With more than three-quarters of all resuscitations attempts by South East Coast Ambulance Service (SECAmb) crews taking place in the home, this February Heart Month, people are being asked if they would be willing and able to perform CPR on a loved one.

The revealing statistic comes from a new report on out-of-hospital cardiac arrests (OHCA) published by SECAmb. The report, covering April 2021 to March 2022, also shows that SECAmb responded to 8,005 patients who had suffered a cardiac arrest and that it was viable to commence resuscitation of 2,788 patients.

With the high chance of a cardiac arrest taking place in the home, SECAmb is urging the public to learn cardiopulmonary resuscitation, (CPR), as part of overall efforts to improve survival rates.

Of the attempted resuscitations, a ‘Return of Spontaneous Circulation’ or ROSC was maintained to hospital 26 per cent of the time, while 11 per cent of patients (299 people) were alive 30 days after their cardiac arrest.

It is the first time SECAmb has recorded an overall survival rate in double figures.
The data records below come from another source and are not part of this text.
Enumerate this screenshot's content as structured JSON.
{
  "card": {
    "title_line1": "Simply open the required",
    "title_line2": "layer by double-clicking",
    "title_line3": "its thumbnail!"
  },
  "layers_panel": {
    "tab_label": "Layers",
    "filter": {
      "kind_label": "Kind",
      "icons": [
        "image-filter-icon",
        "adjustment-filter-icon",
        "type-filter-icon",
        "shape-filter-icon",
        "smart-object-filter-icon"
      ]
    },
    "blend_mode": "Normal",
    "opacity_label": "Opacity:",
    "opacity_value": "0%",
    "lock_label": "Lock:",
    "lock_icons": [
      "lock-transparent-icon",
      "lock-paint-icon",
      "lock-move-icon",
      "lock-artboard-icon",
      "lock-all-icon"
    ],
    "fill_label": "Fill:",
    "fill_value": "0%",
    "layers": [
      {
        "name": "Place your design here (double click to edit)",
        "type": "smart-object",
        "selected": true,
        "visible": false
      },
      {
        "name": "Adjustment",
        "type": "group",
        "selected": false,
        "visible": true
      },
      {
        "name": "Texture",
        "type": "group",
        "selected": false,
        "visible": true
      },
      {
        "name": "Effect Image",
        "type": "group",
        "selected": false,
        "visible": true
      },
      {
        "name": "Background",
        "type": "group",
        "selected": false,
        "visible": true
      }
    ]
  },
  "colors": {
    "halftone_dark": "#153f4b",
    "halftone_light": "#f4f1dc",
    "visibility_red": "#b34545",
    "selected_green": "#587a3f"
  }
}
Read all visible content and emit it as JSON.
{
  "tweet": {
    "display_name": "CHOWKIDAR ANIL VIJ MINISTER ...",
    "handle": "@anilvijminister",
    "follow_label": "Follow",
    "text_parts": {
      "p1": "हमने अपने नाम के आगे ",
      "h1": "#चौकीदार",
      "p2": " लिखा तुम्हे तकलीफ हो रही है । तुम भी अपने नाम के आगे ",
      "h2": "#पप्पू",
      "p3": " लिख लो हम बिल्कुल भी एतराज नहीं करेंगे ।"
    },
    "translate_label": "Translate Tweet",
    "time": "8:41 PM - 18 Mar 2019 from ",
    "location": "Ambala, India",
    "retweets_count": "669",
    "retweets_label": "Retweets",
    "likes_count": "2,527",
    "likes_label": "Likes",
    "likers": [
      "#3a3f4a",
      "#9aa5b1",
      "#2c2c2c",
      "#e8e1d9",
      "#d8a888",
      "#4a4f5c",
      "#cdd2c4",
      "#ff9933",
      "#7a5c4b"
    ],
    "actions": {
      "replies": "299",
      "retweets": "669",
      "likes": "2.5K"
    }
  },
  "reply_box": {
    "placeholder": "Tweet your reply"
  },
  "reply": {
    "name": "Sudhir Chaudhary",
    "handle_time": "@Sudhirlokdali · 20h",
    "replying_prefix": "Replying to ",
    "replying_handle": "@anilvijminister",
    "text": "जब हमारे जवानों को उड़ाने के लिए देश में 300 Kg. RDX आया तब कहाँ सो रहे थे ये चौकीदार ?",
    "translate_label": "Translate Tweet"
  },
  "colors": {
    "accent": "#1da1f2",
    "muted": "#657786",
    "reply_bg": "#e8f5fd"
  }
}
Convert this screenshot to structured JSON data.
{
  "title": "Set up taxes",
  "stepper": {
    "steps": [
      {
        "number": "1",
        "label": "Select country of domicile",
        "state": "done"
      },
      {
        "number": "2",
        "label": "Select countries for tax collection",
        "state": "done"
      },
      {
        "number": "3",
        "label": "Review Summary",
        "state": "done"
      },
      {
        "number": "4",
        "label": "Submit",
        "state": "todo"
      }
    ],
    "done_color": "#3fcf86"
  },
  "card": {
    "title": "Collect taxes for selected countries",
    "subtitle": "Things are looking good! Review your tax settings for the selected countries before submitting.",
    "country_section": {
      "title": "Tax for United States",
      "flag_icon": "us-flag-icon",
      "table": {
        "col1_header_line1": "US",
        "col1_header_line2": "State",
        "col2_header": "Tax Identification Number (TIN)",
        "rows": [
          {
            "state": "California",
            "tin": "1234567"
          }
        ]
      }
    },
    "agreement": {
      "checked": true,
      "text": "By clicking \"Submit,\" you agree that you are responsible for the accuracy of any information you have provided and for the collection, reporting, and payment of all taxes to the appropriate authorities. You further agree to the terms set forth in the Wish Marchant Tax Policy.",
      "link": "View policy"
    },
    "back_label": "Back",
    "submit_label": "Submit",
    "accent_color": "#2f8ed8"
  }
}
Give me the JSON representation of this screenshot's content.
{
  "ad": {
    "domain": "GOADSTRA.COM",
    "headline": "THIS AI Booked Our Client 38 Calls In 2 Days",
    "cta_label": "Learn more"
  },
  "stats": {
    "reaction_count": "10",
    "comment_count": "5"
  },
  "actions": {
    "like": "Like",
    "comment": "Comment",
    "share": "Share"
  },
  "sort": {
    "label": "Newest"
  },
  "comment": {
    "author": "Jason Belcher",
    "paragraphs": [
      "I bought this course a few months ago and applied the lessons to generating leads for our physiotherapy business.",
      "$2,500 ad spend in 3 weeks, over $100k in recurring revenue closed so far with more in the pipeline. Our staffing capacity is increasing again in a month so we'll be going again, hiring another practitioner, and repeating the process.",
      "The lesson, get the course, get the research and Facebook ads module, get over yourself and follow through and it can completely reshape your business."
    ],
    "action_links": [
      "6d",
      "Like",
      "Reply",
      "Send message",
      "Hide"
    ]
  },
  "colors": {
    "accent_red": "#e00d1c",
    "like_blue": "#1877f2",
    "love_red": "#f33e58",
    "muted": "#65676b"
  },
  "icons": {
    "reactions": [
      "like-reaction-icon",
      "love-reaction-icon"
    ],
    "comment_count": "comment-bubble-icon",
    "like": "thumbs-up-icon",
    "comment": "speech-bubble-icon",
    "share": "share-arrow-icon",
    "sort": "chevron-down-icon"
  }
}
Both statistics show a continued increase on previous years and the survival figure exceeds the national average by 2 per cent.

SECAmb Consultant Paramedic, Dan Cody, said: “We’re pleased our report shows some improvements and we’re extremely proud of the efforts of our staff and volunteers, alongside some amazing examples of bystander CPR from members of the public. We recognise, however, that survival rates continue to fall well short of the highest international rates of 25 per cent, as seen in Norway.

“Bystanders play a vital role in giving cardiac arrest patients the best chance of survival. With our report showing that more than three quarters of resuscitation attempts we were involved in took place at a private residence, it’s clear that if anyone needs to perform CPR, it’s highly likely to be on someone they know. We also know that cardiac arrests can happen anywhere - at the train station, in the shopping centre, at the football match - so we really want the public to be confident in acting quickly if they witness a collapse when they’re out and about.

“If our ROSC and survival rates are to continue to increase then a programme of continuous improvement is needed. We recognise that this must focus on a number of specific areas. These include increasing the involvement of communities through teaching CPR, increasing the availability of Community First Responders, increasing the number and use of public access defibrillators and continuing to improve the provision of professionally-delivered resuscitation by using CPR feedback both during resuscitation and as part of our debriefing process.”

The report also shows that the proportion of SECAmb non-ambulance-crew-witnessed resuscitation attempts receiving bystander CPR has been on an upward trend for every year the metric has been recorded. In 2021-22 this figure was 78 per cent, up from 66 per cent in 2017-18 and well in excess of the target of 50 per cent set by the Global Resuscitation Alliance.

The figure is strongly influenced by a key skill of the Trust’s Emergency Medical Advisors (EMAs) to swiftly coach callers to commence and continue CPR. SECAmb EMAs use the ‘no, no, go’ tool to detect cardiac arrest: if the patient is not breathing and not conscious, they should ‘go’ ahead and commence CPR instructions.

The report also reveals that that the use of Public Access Defibrillators (PADs) is increasing across the Trust’s region. Callers to 999 are alerted of the availability of a PAD if one is close by. In 2021-22, a PAD was used on 194 patients, or 8 per cent of non-ambulance-crew-witnessed resuscitation attempts, up from 6.5 per cent (151) and 5.8 per cent (133) the two previous years respectively.

Other key points in the report which is available include:

  • On average, SECAmb receives approximately 670 calls for cardiac arrest each month, or close to one call every hour.
  • There is a strong gender bias in patients receiving a resuscitation attempt, with men outnumbering women two to one. Men receiving a resuscitation attempt also have a slightly lower average age, with a median average of 68 years, compared to 70 for women. These average ages reflect the distribution of overall ages of SECAmb’s OHCA patients: over half are over 70, and only one in ten are under 40.
  • Nearly nine out of ten OHCA treated by SECAmb are presumed medical or cardiac in origin. Other causes include asphyxia and trauma, both accounting for approximately 4 per cent of incidents.
  • In line with previous years, cardiac arrests tend to increase in the winter months, with the busiest month being December.
  • The peak time of day for cardiac arrest calls is between 8am and 11am, with 22% (1746) of cardiac arrest calls and 18% (490) of resuscitation attempts.

Dan Cody added: “I would encourage everyone to take the time to learn how to save a life and perform CPR. It’s never too late to learn and gain the confidence that you would know what to do.”

The report is available to download in full here: Annual-Cardiac-Arrest-Report-FINAL.pdf (secamb.nhs.uk)

February is National Heart Month. Visit the British Heart Foundation website to find out more including how to save a life – Heart Month 2023 – Learn CPR and Go Red to help us save lives – BHF

Further information is also available on the Resuscitation Council website: Home | Resuscitation Council UK

The Resuscitation Council has created a “CPQR code” – a heart shaped QR code that directs people to a short video on how to do CPR.